What Is The Difference Between DUI And Aggravated DUI?

First of all, an Aggravated DUI is a felony offense and you should seek legal representation right away. If an individual receives a felony DUI or an Aggravated DUI felony conviction, he/she has a minimum probation of three to ten years and a minimum of four months in prison during which the individual is not allowed out for work or school during those four months. The individual essentially becomes a convicted felon.

What is Aggravated DUI?

An aggravated DUI is essentially a DUI with specific “aggravating influences” that occur at the time of the arrest. They are:  1) Driving with  a license that is suspended, revoked or restricted. 2) DUI with a child under 15 in the car. 3) Multiple DUIs within a certain period of time (vary by state).

In May of 2007, every state, including the District of Columbia, made it illegal to operate a motor vehicle with a blood alcohol content (BAC) of .08% or more.

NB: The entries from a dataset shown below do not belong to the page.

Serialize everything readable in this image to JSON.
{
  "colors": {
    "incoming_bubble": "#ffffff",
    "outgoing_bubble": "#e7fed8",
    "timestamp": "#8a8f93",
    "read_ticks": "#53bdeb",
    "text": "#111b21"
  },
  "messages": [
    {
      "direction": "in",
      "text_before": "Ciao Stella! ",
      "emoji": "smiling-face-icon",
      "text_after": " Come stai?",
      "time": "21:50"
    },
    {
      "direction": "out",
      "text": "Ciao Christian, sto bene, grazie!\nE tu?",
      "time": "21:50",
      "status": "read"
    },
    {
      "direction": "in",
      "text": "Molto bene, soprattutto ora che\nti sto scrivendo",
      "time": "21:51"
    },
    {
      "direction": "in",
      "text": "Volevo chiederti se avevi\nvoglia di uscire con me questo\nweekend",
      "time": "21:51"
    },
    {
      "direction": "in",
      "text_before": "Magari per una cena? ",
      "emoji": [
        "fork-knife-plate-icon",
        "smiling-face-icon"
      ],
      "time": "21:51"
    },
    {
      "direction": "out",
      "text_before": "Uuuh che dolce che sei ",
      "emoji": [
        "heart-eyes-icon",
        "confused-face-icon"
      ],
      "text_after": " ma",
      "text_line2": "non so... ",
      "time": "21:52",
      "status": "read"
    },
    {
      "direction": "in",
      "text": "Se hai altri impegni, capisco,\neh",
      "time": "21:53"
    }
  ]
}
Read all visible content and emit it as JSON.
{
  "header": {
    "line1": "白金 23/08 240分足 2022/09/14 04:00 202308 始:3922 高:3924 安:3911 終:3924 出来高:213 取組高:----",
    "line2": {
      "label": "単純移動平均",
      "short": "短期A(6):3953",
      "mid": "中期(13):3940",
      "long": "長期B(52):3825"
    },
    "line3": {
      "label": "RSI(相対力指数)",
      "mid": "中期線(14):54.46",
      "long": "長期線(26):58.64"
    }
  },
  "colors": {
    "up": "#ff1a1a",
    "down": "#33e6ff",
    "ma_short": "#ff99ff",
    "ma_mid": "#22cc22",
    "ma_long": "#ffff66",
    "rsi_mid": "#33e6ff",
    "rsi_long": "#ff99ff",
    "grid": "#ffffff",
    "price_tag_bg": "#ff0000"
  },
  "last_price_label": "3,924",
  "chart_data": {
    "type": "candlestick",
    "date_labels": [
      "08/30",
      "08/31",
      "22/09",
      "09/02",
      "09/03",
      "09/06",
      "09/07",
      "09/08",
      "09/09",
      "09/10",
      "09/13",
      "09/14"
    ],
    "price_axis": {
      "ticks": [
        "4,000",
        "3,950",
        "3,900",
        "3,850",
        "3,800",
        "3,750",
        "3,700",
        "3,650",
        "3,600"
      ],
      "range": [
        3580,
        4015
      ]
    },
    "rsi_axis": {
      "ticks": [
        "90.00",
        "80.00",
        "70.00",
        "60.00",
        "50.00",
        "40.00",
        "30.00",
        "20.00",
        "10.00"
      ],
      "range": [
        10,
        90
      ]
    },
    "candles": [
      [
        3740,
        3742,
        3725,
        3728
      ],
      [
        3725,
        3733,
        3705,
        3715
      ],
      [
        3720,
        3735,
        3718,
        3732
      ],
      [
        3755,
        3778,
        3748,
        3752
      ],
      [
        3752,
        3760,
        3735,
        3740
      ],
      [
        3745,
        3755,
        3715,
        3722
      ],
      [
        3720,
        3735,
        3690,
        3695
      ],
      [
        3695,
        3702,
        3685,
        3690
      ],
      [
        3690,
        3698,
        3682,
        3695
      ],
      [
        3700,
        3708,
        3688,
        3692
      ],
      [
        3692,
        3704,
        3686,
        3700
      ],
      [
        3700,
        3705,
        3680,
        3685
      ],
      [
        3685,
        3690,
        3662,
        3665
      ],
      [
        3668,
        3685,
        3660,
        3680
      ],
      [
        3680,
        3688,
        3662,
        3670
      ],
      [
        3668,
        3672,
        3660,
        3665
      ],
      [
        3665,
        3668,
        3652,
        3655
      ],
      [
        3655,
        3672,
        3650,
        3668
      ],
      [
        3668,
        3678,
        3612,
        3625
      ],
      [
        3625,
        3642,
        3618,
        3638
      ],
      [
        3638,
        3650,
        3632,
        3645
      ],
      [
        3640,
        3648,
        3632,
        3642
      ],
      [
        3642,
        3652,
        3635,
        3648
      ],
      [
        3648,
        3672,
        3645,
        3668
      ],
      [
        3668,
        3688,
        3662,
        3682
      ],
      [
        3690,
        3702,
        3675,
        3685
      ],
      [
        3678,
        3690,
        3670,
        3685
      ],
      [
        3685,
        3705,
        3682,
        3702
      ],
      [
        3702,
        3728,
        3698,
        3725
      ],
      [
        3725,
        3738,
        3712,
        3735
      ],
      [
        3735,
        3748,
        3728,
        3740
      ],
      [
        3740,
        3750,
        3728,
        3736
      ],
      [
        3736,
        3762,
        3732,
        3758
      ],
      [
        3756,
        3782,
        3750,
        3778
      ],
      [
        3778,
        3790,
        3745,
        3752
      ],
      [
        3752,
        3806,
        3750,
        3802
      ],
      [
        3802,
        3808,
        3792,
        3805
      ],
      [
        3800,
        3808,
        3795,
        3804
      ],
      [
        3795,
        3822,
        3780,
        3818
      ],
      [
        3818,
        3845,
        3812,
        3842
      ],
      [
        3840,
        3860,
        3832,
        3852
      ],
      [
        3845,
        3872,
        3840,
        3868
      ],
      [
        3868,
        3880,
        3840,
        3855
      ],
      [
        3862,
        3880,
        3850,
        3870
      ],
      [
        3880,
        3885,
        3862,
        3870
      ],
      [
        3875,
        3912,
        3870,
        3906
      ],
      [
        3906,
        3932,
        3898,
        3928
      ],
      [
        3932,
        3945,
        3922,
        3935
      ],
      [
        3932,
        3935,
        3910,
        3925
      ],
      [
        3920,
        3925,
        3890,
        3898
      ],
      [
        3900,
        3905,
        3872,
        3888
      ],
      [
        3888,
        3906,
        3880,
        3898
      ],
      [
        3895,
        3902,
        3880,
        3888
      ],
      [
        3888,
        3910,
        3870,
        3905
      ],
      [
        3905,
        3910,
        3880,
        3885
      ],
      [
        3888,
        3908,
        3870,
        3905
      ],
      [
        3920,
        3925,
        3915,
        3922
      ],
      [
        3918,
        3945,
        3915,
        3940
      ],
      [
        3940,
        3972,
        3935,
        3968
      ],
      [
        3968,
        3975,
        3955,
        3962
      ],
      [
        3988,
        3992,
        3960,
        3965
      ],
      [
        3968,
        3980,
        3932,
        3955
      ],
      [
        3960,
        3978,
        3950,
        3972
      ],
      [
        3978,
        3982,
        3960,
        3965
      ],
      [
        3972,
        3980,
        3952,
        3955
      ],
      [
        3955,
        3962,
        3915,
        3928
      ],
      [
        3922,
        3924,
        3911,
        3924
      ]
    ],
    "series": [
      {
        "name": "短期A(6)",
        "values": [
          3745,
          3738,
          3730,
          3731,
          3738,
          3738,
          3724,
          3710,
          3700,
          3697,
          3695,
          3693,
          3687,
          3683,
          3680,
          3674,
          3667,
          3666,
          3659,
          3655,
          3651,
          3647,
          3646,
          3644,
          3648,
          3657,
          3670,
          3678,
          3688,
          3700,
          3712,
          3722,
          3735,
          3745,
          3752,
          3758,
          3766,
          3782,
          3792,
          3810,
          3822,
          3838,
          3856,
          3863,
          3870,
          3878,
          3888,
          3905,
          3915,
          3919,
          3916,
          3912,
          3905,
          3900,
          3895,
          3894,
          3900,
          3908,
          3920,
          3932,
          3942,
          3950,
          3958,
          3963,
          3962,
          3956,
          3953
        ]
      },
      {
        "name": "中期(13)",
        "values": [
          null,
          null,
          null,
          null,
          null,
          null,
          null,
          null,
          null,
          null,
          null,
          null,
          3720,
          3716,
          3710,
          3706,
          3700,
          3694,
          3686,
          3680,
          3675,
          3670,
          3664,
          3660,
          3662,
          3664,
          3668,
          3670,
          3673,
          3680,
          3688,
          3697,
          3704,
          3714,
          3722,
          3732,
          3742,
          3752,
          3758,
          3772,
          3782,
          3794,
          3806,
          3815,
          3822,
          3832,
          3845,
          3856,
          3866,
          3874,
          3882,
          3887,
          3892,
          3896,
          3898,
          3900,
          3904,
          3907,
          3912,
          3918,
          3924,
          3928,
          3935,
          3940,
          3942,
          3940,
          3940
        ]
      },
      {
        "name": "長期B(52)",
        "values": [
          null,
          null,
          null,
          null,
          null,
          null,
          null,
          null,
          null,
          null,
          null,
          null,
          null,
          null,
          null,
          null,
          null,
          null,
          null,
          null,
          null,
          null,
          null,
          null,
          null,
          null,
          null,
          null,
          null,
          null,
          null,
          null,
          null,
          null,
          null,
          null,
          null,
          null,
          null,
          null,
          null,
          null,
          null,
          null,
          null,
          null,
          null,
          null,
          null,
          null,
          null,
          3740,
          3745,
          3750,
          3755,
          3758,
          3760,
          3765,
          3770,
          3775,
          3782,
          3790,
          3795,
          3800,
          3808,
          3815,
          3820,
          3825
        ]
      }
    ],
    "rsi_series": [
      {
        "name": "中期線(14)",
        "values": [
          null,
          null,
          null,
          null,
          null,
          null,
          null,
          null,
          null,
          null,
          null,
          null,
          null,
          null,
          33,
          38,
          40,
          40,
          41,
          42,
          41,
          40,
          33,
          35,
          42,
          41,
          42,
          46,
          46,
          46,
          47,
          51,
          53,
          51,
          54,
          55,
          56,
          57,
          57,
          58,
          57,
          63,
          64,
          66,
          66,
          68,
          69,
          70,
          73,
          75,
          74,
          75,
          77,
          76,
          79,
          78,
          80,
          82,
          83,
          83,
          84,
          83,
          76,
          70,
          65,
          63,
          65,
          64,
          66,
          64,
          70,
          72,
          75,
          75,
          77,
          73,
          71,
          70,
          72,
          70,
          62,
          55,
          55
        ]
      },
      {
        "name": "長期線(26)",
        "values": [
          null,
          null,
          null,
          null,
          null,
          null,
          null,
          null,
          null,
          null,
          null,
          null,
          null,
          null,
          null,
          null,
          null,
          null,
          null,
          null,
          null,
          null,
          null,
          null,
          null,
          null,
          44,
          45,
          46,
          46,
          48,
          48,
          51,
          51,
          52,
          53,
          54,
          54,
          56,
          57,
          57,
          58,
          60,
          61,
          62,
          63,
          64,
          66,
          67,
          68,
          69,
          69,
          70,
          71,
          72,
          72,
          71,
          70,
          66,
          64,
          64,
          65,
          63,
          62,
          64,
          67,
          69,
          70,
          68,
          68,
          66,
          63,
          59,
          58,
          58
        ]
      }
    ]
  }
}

This is known as DUI “per se” and it has nothing to do with how intoxicated a driver may or may not be. On the other hand, a person can be arrested for DUI if their BAC is below .08% but showed signs of intoxication by failing a field sobriety test or committing a traffic offense.

The penalties for a DUI are serious because every state considers this a serious criminal offense. An aggravated DUI is even worse. This is when a person is found to be committing another offense in addition to driving under the influence of alcohol and/or drugs. As you can probably imagine, the penalties for an aggravated DUI are more severe than they are for a misdemeanor DUI.

Examples of Aggravated DUI

During a traffic stop and DUI investigation, a police officer will request to see your driver’s license and insurance. If your license is revoked or suspended and/or you do not have proof of insurance, you may be charged with an aggravated DUI.

If you were involved in an accident and a person was injured, killed or you caused property damage, you could be charged with an aggravated DUI. The same is true if your BAC was found to be much higher than the legal limit (on average .15% or higher).

Also, transporting a minor under the influence of alcohol and/or drugs will result in an aggravated DUI charge. Check with your state’s specific laws regarding the age of minors as they vary from state to state.

In the event that you have at least two prior DUI convictions within a certain number of years (typically three to 12), you may be facing an aggravated DUI charge.

Situations That Enhance a DWI Charge

Three children, sleeping in the back of your car will immediately enhance your punishments if you’ve been drinking and driving. While this may seem like a bad dream, it happens – and the consequences are not pretty. The following are other circumstances that are the arch nemesis’ of drunk drivers:

  • Speeding 20-30 miles over the speed limit while DUI
  • Having a BCA of .20% greater than the legal limit
  • Prior convictions for DUI, DWI, OUI, OWI or a related drunk driving offense
  • The person driving under the influence is under 21 at the time of the offense
  • Refusing to submit to a chemical test of blood, breath, or urine when suspected of DUI/DWI
  • An accident, property damage, or injury arising out of a DUI/DWI case
  • If you’ve been drinking and driving and someone is injured in an accident, even if it’s your passenger, many states will convict you of a felony DUI/DWI. Also, if there is a death related to a DUI/DWI case, the drunk driver can be charged with vehicular manslaughter or even murder.

Again, the punishments and specific laws very from state to state and county to county. But keep in mind, they are all severe.

Aggravated DUI Punishments

DWI punishments vary from state to state and sometimes county to county, but they are all serious. Depending on your prior record and the specific nature of your case, these are just some of the D.U.I. penalties:

In most Aggravated DUI cases, the person convicted will be facing mandatory time in prison.